During this time, Wes started teaching health through a program sponsored by the Cobb County Commission on Children & Youth called Positive Choices. Wes taught in all 27 public middle schools of Cobb County at that time. For seven years, Wes taught abstinence education to 8th grade boys, led multi-media school assemblies, and presented parent programs in all Cobb County middle schools and even some of the high schools. "I met a lot of the greatest people on the planet - public school teachers." In 1999, Wes and Jane were one of the three founding families of The King's Academy in Woodstock. King's is a hybrid school where students are educated at the school 2 days a week and at home 3 days a week. This became a very effective model of education for hundreds of families. The school has grown and expanded over the years to now have over 800 students. King's graduates have attended colleges all over Georgia, the Air Force Academy, West Point, and many others. Wes has served as Chairman of the school since its inception.

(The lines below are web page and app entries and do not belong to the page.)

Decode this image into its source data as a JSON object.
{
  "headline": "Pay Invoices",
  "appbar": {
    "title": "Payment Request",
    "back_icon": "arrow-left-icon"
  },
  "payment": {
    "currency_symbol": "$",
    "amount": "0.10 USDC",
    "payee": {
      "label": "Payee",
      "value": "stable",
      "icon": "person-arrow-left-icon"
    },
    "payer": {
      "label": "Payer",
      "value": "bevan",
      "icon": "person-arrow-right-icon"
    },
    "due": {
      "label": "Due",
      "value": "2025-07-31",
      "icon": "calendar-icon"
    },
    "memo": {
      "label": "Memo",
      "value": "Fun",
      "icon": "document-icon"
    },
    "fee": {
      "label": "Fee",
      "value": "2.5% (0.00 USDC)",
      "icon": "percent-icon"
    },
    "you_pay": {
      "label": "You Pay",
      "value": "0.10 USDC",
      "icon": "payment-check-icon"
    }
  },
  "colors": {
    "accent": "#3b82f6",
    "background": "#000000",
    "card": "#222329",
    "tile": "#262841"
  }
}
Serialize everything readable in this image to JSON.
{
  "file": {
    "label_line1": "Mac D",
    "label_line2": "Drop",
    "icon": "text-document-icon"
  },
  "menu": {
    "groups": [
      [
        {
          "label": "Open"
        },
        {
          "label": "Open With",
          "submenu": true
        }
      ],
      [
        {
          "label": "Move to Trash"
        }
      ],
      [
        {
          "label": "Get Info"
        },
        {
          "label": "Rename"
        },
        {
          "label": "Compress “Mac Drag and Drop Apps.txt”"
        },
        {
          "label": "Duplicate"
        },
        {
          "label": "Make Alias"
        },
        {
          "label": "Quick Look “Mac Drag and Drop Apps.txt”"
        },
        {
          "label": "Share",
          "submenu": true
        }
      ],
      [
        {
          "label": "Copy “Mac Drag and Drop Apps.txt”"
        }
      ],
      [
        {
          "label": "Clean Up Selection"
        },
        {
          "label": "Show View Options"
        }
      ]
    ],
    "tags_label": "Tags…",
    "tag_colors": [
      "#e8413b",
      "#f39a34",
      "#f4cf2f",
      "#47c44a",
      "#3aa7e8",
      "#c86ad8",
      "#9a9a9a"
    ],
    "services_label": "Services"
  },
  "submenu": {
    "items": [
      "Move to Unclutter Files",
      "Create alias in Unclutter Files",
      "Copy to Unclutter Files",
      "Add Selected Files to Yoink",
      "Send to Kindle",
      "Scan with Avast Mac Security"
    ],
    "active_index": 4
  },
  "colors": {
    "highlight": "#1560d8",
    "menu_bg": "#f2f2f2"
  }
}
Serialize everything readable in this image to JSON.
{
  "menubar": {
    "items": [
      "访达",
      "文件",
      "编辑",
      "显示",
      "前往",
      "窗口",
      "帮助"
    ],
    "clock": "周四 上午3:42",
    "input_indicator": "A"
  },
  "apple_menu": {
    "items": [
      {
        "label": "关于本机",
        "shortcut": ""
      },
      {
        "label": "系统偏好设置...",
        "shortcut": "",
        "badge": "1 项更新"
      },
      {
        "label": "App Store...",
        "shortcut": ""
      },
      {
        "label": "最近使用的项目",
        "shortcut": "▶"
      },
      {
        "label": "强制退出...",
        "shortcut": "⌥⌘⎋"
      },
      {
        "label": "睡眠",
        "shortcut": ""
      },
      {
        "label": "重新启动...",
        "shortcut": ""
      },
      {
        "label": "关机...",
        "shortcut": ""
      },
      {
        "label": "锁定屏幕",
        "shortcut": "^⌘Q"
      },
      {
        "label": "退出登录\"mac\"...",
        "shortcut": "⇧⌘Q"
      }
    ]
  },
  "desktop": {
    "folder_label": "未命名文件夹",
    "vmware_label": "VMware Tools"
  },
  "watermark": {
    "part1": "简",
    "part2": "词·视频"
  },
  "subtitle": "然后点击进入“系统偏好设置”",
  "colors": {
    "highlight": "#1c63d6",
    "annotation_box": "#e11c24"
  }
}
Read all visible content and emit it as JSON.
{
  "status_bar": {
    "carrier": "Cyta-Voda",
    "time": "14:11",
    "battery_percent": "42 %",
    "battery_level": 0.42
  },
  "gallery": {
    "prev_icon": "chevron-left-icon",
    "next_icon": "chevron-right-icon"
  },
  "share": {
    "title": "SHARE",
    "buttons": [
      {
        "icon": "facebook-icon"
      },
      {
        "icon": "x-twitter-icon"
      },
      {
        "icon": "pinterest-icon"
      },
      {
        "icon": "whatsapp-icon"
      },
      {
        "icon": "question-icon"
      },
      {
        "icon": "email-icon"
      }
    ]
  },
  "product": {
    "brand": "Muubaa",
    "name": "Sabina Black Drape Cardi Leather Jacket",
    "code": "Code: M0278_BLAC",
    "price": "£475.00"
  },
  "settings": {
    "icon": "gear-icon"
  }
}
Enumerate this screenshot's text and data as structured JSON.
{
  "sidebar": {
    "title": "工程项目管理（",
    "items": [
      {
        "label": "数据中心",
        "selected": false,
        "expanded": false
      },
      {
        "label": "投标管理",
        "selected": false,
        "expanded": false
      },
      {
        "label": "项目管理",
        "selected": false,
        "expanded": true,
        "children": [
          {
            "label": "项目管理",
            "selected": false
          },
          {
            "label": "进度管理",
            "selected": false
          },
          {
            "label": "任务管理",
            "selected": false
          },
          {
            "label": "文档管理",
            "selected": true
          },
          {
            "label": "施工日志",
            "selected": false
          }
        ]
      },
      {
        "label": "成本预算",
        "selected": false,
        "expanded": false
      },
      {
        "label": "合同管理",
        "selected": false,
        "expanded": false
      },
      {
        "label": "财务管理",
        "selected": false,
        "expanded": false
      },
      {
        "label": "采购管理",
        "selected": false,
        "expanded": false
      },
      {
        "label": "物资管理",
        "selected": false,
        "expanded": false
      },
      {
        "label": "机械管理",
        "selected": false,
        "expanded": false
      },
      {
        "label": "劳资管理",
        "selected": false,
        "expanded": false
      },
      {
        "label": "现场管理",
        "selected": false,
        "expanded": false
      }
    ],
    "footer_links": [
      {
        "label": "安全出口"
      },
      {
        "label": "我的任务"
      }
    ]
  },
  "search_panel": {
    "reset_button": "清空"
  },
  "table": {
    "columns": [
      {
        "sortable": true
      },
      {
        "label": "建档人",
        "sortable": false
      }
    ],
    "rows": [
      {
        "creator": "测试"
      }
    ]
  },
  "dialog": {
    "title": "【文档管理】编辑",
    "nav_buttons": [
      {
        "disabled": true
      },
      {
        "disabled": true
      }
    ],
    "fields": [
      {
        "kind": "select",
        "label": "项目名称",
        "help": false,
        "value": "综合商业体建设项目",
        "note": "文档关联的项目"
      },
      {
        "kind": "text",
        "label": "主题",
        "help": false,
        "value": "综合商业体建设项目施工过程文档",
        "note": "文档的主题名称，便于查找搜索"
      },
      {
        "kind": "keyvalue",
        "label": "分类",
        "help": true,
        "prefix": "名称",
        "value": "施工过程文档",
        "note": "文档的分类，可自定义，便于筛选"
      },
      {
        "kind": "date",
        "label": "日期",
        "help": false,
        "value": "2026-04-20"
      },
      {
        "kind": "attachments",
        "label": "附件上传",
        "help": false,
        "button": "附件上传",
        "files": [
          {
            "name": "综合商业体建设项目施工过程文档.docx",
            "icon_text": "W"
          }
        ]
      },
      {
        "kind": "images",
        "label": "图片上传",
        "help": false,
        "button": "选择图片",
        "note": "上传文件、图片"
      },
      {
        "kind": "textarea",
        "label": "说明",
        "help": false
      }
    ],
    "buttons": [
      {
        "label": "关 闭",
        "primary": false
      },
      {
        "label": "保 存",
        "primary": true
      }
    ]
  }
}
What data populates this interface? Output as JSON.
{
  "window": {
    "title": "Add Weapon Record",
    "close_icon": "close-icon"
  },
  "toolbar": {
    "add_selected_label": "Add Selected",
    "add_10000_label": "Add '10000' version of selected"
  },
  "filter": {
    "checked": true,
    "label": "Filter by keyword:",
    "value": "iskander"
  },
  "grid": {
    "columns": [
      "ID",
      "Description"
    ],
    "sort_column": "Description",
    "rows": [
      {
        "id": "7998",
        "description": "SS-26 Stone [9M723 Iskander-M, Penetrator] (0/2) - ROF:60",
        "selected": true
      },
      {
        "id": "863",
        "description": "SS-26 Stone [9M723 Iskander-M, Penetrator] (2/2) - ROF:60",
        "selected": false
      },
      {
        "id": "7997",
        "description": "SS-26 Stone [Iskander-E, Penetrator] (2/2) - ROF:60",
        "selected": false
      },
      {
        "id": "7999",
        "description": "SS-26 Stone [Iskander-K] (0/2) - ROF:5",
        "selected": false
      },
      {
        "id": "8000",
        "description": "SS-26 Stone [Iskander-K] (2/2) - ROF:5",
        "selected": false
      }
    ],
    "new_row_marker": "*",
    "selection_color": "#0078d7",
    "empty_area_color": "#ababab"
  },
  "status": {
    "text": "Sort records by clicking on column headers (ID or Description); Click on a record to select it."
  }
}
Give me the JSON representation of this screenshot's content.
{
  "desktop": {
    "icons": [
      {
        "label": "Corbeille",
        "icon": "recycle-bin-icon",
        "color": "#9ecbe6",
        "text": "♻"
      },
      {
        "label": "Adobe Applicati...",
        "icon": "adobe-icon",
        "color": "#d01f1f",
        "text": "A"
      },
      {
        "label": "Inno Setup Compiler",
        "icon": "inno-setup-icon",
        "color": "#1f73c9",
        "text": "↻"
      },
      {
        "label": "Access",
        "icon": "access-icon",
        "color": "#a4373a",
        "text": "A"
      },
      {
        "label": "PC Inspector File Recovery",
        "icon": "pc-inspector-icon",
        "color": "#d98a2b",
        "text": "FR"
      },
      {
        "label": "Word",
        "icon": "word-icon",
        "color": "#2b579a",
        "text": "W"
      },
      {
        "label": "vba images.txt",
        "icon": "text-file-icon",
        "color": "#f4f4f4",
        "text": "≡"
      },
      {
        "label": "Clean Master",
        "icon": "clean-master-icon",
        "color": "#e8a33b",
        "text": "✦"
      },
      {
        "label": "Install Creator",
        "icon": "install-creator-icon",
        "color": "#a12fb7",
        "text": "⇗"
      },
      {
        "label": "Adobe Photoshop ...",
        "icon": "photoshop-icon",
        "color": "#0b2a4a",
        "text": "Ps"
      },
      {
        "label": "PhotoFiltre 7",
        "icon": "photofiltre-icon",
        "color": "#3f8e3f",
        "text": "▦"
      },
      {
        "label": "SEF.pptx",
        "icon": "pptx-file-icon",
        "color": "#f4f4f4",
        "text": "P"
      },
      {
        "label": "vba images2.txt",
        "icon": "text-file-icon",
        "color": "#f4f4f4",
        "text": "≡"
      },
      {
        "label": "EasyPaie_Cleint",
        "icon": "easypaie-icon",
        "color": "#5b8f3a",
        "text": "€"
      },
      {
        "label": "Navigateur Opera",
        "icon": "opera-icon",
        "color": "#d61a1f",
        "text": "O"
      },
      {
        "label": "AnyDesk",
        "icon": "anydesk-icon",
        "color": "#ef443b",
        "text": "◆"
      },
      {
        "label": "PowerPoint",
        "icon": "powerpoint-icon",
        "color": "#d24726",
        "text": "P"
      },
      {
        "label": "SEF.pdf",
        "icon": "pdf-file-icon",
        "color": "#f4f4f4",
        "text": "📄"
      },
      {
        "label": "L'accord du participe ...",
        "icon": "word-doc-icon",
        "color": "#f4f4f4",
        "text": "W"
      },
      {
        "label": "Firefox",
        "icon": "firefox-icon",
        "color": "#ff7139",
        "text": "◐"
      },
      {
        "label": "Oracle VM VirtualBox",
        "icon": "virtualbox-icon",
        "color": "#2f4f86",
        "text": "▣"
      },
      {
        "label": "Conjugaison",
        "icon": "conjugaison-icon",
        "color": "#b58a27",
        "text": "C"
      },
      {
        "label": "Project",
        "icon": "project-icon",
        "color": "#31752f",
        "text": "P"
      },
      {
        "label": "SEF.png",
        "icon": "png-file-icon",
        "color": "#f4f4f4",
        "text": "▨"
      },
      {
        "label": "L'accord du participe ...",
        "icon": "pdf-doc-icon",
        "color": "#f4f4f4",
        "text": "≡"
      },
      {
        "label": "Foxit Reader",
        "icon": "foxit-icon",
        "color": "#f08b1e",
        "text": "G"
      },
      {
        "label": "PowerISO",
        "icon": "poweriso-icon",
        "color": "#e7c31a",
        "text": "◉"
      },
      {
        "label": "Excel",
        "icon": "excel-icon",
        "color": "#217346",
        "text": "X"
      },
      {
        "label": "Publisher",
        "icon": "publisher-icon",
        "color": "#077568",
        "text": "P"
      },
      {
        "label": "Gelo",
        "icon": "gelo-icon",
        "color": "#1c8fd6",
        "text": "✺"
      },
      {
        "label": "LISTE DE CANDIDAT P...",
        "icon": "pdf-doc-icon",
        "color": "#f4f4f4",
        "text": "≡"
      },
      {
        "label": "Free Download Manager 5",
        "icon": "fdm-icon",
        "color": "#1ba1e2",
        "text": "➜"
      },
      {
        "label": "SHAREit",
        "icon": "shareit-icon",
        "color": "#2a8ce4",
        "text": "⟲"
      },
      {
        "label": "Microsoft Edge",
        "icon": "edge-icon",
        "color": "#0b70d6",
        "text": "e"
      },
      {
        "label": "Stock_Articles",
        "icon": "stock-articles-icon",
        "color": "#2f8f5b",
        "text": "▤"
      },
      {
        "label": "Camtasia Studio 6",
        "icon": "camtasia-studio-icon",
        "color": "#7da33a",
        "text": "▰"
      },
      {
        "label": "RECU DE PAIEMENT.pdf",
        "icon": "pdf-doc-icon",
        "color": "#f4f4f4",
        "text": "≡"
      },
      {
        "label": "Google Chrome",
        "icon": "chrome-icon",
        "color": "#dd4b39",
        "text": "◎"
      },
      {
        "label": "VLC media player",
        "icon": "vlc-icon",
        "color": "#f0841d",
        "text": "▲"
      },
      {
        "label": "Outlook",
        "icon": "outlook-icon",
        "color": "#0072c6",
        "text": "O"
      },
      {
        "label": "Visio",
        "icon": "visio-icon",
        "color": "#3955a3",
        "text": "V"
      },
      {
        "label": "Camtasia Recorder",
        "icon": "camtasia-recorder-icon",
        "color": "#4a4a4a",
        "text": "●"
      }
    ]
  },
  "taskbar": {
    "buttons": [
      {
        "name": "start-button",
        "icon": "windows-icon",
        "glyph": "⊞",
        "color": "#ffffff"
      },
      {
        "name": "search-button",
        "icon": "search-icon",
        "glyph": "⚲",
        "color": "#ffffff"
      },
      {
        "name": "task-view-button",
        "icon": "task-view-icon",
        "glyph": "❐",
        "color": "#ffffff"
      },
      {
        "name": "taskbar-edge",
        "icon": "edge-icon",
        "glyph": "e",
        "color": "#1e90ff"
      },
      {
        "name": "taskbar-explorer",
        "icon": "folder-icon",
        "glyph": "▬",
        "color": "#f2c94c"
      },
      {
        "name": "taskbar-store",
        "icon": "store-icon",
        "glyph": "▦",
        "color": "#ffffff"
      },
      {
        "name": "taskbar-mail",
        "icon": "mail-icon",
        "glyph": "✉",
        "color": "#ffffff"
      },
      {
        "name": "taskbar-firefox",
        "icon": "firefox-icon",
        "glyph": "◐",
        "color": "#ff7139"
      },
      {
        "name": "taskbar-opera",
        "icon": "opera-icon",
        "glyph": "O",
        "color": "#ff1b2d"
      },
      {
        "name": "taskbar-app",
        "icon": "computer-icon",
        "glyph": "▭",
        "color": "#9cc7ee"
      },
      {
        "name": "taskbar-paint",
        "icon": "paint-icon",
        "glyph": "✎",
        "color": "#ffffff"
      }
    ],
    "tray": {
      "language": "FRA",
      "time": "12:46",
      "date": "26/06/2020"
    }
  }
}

During the 9 years that Wes served as Executive Director of First Priority, the Cantrell Family became members of a great church - Woodstock First Baptist. Wes taught Sunday School to middle school aged students, became a Deacon, and volunteered to serve any way possible. In the fall of 2006, the church asked Wes to serve as the Young Adult Pastor working primarily with married couples under the age of 40.

Wes has deep roots in education. His grandfather was the principal of the school in Free Home and his grandmother was a teacher there as well in the 20's. His grandfather was principal of many schools including Ball Ground Elementary in the early 40's. Wes' mother was appointed by Governor Joe Frank Harris to the State Board of Education in the 80's.

Wes taught seven years in the Cobb County School System, and even now one of his sons attends KSU preparing to be a teacher and coach.

"I have now lived in the Woodstock community for the past 22 years. I've seen it grow tremendously. As great as the history of House District 22 is, I'm convinced that our best days are ahead of us. We have a legacy of statesmanship from the late Calvin Hill that provides us an example to emulate. His passing left a deep void. Although I cannot hope to fill that void as Calvin would have, I hope to use his service as a lesson on how I should serve" Wes said.